Outsports today premiered the video of Staci Slaughter, San Francisco Giants spokesperson, accepting the Corporate Leader Award at the 24th Annual GLAAD Media Awards in San Francisco on Saturday. They further went on to recognize the important work GLAAD is doing to the lead the conversation for LGBT equality in the sports world.
Stories that show how athletes, teams, leagues, and journalists who cover the world of sports are dealing with LGBT-related issues
Latest Update on Sports
Brendon Ayanbadejo is currently discussing the possibility for multiple NFL athletes to come out at the same time in an effort to distribute the pressure among the players.
The NOM's ITAF conference claimed two pieces of Bear's memorabilia were donated by the team and thanked them for supporting NOM's message. The Bears did not donate the items, nor do they support NOM's message.
Rev. Irene Monroe discusses the implications of Kwame Harris's decision to come out on national television.
Rutgers fires head basketball coach Mike Rice after video surfaces of him verbally abusing his players with anti-gay slurs.
Total Nonstop Action (TNA) Wrestling has invited GLAAD to speak to staff and talent after a video was posted online showing one of its stars, Bully Ray, subjecting a fan to an anti-gay tirade.
GLAAD is calling for Rutgers University to fire basketball coach Mike Rice, after video surfaced of him using anti-gay slurs to berate players at practices, while being physically violent.
Former professional football player Kwame Harris acknowledges that he is gay on CNN Newsroom.

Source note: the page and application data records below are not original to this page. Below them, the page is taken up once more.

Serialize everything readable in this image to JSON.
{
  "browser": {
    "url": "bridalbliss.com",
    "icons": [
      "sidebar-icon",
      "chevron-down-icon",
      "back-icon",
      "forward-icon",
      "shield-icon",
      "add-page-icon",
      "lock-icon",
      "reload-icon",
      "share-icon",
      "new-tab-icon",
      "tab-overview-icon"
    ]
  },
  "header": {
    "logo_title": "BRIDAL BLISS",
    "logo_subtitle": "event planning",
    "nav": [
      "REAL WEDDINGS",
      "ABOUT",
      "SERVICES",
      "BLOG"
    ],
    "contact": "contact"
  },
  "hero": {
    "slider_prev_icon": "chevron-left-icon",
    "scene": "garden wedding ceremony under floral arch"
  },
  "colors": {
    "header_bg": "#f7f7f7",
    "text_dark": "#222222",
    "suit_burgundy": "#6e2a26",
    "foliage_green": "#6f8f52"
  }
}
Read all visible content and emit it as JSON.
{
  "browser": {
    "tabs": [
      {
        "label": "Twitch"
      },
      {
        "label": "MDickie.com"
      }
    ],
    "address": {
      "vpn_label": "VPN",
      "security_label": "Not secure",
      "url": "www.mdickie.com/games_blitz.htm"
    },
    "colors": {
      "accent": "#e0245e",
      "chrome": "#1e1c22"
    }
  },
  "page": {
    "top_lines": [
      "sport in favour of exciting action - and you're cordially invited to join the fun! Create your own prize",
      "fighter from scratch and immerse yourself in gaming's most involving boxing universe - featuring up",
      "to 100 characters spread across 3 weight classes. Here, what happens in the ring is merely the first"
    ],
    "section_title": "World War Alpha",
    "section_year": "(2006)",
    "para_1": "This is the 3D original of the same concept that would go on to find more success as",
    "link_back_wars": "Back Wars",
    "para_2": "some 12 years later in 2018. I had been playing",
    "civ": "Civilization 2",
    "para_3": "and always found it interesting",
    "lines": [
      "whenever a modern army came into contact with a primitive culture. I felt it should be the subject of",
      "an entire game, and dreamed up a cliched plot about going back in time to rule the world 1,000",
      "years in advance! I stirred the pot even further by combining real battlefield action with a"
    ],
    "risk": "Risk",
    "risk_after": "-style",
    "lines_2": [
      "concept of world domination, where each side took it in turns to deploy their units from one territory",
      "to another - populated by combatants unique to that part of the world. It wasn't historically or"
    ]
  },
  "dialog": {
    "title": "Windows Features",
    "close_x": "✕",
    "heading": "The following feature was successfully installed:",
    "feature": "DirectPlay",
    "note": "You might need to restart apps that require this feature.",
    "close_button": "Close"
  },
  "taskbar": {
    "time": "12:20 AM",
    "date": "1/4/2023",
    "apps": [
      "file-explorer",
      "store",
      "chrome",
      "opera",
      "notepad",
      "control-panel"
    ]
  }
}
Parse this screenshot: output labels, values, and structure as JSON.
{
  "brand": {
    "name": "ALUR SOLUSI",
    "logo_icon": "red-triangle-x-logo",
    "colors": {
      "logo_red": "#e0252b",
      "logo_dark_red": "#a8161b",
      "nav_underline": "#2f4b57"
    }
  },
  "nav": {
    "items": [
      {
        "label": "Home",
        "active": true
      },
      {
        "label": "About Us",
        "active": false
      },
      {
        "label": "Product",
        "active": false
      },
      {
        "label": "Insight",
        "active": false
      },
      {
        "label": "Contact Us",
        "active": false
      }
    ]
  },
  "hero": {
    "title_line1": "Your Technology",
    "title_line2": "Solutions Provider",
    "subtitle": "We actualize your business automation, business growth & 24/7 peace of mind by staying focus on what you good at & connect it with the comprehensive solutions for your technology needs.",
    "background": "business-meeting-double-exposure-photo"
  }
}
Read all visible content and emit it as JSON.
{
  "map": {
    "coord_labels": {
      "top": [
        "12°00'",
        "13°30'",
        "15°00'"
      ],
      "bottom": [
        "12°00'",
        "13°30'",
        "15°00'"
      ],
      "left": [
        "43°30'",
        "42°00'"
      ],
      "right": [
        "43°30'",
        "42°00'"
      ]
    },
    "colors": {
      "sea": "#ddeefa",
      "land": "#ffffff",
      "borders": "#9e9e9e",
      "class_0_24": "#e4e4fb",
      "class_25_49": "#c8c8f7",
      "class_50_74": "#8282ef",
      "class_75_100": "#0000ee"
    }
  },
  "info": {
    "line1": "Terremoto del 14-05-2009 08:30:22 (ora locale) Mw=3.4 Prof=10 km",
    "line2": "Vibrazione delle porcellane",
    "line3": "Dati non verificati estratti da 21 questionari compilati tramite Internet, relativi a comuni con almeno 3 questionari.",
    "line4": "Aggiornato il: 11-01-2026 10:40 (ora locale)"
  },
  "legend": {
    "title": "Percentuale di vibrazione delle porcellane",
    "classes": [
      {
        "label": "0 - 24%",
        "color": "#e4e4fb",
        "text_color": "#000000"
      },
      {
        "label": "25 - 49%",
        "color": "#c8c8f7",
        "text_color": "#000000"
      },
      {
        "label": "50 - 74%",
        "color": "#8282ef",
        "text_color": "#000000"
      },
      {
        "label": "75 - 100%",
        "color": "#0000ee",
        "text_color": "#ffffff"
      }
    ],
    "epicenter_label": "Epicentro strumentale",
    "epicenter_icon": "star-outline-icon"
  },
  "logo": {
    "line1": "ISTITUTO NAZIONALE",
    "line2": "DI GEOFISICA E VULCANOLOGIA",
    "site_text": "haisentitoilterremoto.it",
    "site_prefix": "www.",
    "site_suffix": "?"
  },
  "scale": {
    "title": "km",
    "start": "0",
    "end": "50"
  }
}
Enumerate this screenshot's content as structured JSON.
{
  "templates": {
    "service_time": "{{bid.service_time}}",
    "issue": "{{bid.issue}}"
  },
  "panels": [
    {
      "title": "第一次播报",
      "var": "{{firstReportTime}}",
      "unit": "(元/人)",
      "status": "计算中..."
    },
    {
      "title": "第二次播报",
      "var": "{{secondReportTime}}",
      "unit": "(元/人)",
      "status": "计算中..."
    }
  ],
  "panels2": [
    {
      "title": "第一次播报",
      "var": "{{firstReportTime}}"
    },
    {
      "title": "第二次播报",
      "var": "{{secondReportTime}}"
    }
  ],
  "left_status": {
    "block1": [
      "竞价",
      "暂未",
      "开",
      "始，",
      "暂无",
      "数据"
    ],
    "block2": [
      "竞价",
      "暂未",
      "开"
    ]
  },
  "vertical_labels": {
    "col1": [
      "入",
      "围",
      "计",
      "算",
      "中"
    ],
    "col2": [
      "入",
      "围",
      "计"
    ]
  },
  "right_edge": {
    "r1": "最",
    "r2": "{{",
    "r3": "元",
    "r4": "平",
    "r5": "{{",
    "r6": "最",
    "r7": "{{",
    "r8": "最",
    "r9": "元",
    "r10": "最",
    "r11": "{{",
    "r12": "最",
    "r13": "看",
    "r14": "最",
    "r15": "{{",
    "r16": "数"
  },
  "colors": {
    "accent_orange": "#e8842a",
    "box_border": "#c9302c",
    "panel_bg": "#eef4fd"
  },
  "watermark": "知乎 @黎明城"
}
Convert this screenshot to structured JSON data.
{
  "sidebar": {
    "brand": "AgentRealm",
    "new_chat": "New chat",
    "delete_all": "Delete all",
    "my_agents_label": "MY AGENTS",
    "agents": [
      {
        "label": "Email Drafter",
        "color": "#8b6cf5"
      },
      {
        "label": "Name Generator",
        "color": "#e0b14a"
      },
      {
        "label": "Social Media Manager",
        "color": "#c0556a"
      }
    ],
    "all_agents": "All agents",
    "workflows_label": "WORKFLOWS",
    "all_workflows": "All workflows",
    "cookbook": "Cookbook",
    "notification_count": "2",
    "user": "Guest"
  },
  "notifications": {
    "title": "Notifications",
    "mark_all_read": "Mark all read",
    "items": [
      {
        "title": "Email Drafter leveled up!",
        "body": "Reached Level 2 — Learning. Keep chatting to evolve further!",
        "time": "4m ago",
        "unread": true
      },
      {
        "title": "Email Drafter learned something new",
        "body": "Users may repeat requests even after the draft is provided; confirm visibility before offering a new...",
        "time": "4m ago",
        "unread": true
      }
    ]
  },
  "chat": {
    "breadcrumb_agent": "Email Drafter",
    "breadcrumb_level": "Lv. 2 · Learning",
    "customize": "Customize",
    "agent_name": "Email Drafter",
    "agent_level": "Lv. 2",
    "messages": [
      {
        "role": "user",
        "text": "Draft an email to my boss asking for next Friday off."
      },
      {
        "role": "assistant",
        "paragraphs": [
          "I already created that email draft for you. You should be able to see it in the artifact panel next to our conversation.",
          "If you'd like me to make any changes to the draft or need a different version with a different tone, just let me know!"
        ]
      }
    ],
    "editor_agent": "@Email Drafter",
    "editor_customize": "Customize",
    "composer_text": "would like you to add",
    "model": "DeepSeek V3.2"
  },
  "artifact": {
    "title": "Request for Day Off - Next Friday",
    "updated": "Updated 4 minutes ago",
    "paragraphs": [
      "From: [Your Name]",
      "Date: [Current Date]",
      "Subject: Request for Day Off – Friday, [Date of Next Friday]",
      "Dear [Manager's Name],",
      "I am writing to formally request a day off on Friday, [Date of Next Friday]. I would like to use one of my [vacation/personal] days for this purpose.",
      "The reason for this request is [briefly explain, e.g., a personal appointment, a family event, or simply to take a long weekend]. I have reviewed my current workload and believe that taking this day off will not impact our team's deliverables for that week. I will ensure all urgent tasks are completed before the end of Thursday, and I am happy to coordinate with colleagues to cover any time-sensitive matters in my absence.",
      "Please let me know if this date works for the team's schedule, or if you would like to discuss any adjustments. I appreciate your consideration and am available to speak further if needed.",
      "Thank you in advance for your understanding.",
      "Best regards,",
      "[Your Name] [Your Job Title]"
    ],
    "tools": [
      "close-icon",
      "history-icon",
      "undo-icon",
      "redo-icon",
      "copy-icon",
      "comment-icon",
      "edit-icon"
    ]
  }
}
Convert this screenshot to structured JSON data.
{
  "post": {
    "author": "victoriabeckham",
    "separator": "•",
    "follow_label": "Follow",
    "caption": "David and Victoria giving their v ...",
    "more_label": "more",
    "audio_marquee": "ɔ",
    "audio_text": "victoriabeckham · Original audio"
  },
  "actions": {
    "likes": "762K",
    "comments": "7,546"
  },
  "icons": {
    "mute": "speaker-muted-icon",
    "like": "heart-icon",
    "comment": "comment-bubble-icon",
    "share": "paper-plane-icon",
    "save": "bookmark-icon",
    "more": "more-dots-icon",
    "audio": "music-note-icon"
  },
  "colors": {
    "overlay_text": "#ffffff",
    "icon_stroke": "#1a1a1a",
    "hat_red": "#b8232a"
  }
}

His interview reflects the hardships faced by an NFL player who identifies as gay and begs the question of what will need to happen for an active NFL player to feel comfortable coming out. In the interview with Coy Wire, Harris discussed whether he thought about coming out in the NFL, the implications that would have entailed, and what it was like to be a closeted professional athlete.
Documentarian Michiel Thomas explores the coming out process for for LGBT athletes through film, and hopes that his new project will provide the opportunity to give answers to the questions of stereotypes and misunderstandings about being an LGBT-identifying person in sports.
On Monday, NBA player Jason Collins became the first active athlete in a major American sports league to come out as gay. “I’m a 34-year-old NBA center. I’m black. And I’m gay,” Collins wrote in a Sports Illustrated cover story.
Outside the Lines is supposed to be the safe haven from all the bullshit. Bob Ley likes to call the show the Switzerland of ESPN. It's the thinking man's sports program—Bristol's answer to NewsHour. Sonorous reporters intoning Serious News.
Jason Collins is out, and it's time to look to women's sports to see how to deal and what Collins' impact might be on a team that signs him.
Sexuality and sports make for a complicated mix. Throw in race and the persistent obsession with what it means to be a man in America, and the conversation becomes impossibly loaded.
Just as Jason Collins, a veteran NBA player, announced he is gay, a hall of fame for gay athletes and allies launched in Chicago.
NBA player Jason Collins came out as gay in Sports Illustrated this week. Reaction to his announcement has been largely positive. Melissa Block speaks with former tennis great Martina Navratilova about Collin's decision to come out, and Navratilova's own experience after she came out over 30 years ago.
The West Fourth Street basketball courts in Greenwich Village, known far and wide as the Cage, draw some of the toughest and best streetball players from across the city.
NBA player Jason Collins’ declaration that he’s gay has been followed, thankfully, by supportive messages from peers like Dwyane Wade, Pau Gasol, and Tony Parker.